● **Problem requirements**:
Among the lines of the records below, count those with the word "title". Reply with that number alone.

● **Supplied material**:
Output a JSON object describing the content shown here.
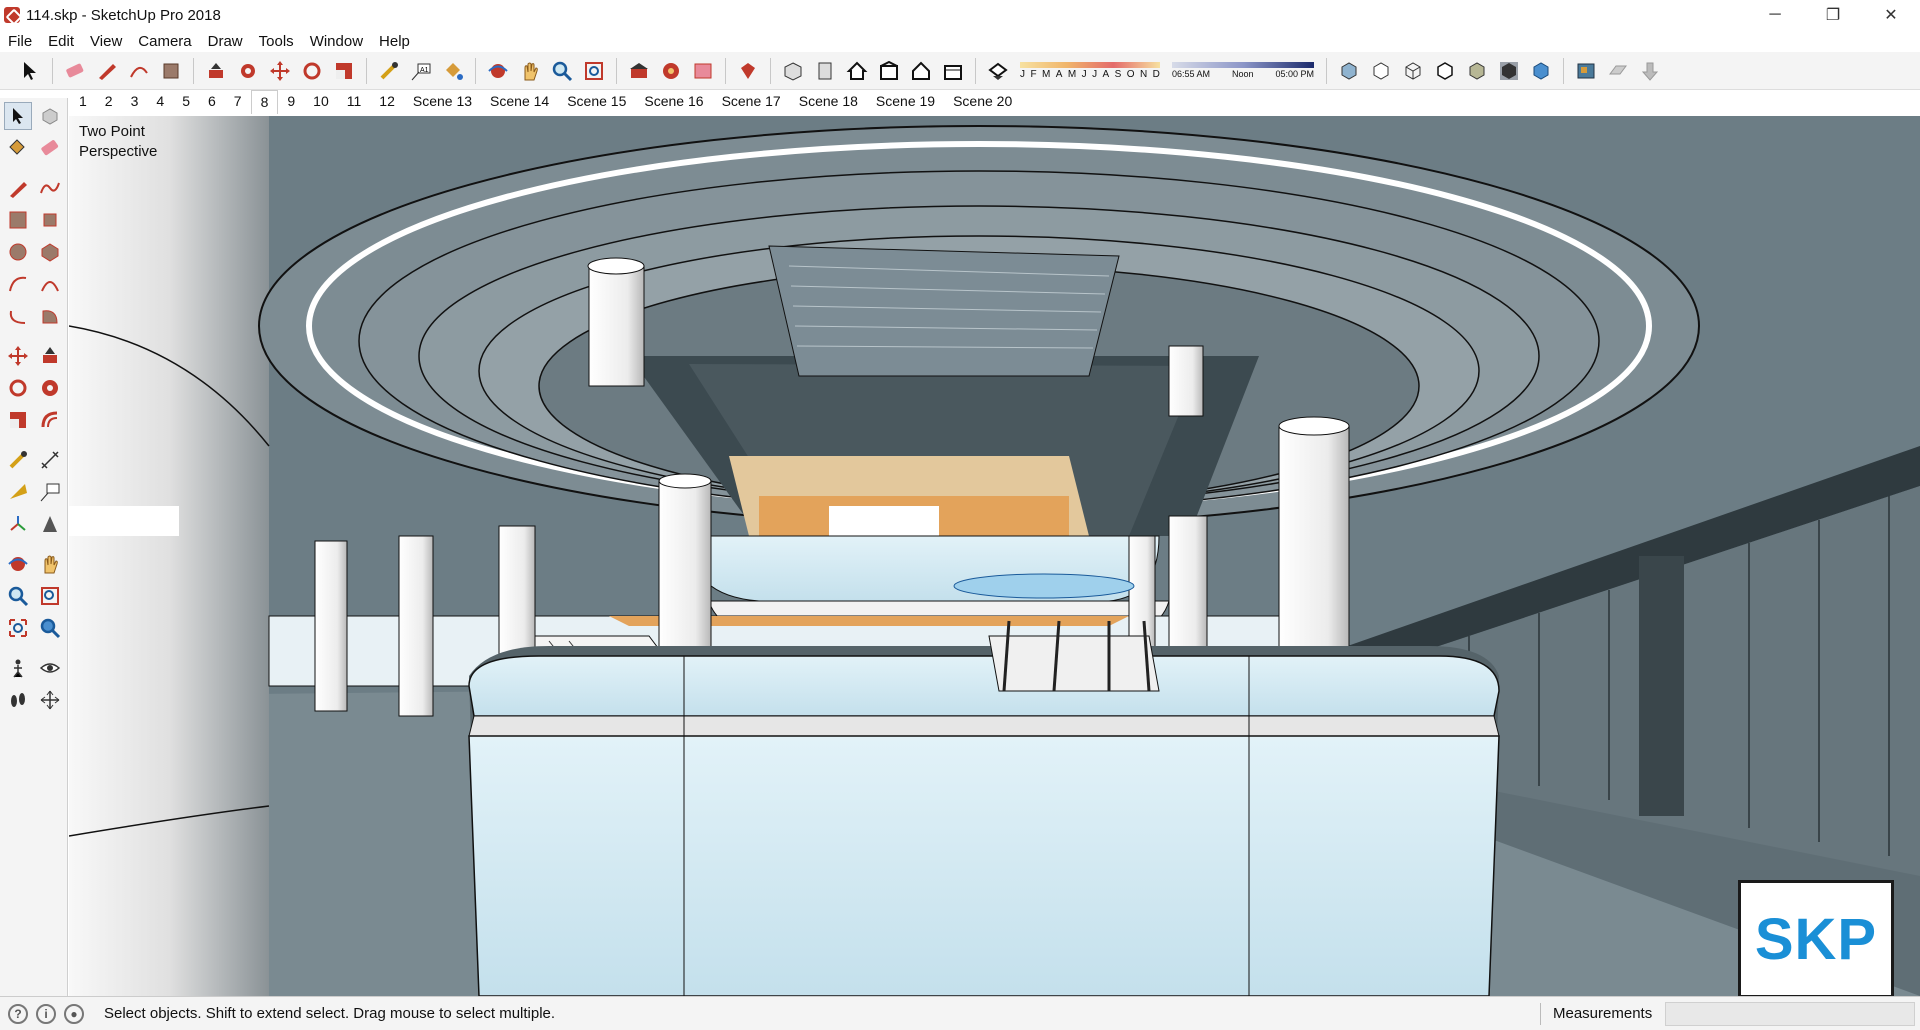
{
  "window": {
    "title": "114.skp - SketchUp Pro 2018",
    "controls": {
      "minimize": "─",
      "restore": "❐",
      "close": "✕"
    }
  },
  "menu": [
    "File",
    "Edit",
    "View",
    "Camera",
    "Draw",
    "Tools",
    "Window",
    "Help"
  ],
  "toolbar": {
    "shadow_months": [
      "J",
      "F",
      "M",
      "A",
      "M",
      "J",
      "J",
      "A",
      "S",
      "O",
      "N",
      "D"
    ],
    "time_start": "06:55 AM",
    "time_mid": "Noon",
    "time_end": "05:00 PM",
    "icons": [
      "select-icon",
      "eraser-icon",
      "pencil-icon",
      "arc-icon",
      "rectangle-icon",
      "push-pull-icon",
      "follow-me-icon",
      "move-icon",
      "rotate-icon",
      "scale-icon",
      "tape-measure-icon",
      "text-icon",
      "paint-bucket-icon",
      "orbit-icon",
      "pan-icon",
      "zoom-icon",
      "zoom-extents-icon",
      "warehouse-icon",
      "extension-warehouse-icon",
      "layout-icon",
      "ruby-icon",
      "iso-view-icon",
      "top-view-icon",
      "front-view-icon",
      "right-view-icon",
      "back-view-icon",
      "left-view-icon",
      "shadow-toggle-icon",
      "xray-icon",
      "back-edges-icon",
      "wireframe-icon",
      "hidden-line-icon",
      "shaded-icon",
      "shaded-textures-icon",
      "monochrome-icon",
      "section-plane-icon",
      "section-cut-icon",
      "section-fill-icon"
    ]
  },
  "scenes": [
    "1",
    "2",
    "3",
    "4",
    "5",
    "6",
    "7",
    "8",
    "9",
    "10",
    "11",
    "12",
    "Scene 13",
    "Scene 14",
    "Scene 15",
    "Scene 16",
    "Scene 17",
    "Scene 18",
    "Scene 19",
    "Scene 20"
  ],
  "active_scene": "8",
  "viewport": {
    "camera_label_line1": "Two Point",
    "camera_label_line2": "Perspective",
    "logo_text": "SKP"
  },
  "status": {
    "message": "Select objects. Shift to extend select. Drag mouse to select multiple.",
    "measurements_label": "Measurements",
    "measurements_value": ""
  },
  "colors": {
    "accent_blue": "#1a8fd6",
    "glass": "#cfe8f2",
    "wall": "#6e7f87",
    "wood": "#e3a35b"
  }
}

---

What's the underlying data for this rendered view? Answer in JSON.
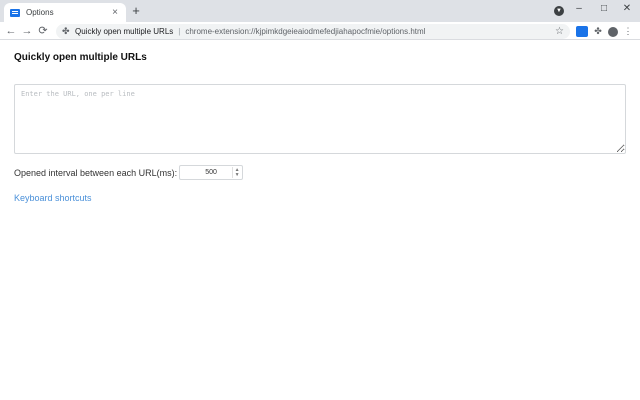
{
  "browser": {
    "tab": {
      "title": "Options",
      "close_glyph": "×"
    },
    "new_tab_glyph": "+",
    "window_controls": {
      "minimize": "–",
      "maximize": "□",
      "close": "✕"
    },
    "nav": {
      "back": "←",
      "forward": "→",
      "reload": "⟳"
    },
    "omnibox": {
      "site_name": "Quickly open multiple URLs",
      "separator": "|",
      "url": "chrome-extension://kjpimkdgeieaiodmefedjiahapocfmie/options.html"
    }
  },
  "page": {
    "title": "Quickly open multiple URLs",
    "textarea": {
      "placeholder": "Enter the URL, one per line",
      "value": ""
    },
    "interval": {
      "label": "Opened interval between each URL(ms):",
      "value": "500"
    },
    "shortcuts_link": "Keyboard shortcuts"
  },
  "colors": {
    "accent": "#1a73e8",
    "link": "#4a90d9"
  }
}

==

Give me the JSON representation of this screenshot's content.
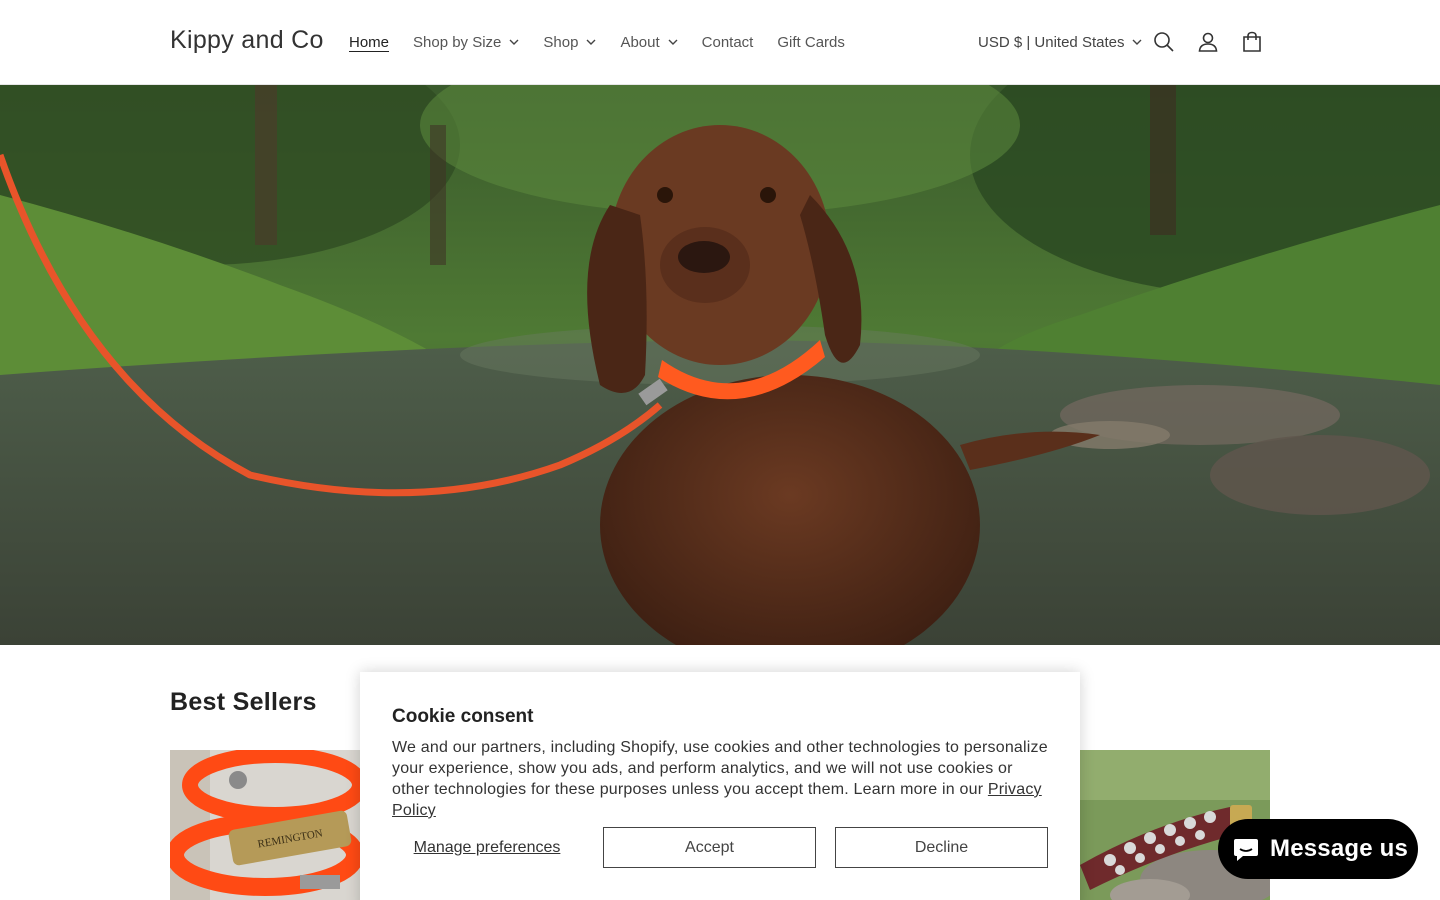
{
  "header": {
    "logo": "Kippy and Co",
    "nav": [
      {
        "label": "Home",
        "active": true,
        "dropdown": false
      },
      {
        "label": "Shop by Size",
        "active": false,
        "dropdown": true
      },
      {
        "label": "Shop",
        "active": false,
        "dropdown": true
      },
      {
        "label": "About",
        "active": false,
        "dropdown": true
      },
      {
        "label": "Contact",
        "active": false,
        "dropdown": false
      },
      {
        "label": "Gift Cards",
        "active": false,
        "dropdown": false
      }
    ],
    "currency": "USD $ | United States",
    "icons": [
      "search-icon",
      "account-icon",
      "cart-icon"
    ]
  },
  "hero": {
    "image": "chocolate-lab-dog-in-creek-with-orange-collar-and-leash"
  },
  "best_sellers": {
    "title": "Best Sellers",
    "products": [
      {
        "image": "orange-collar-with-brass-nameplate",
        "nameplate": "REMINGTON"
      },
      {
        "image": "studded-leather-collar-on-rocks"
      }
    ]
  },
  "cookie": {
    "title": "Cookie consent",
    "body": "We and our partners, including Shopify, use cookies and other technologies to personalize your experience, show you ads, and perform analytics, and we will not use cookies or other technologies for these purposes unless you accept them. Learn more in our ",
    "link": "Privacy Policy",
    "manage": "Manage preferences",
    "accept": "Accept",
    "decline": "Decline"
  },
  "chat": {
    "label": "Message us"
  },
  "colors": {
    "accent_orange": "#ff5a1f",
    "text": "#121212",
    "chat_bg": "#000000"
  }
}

● **Your response**:
5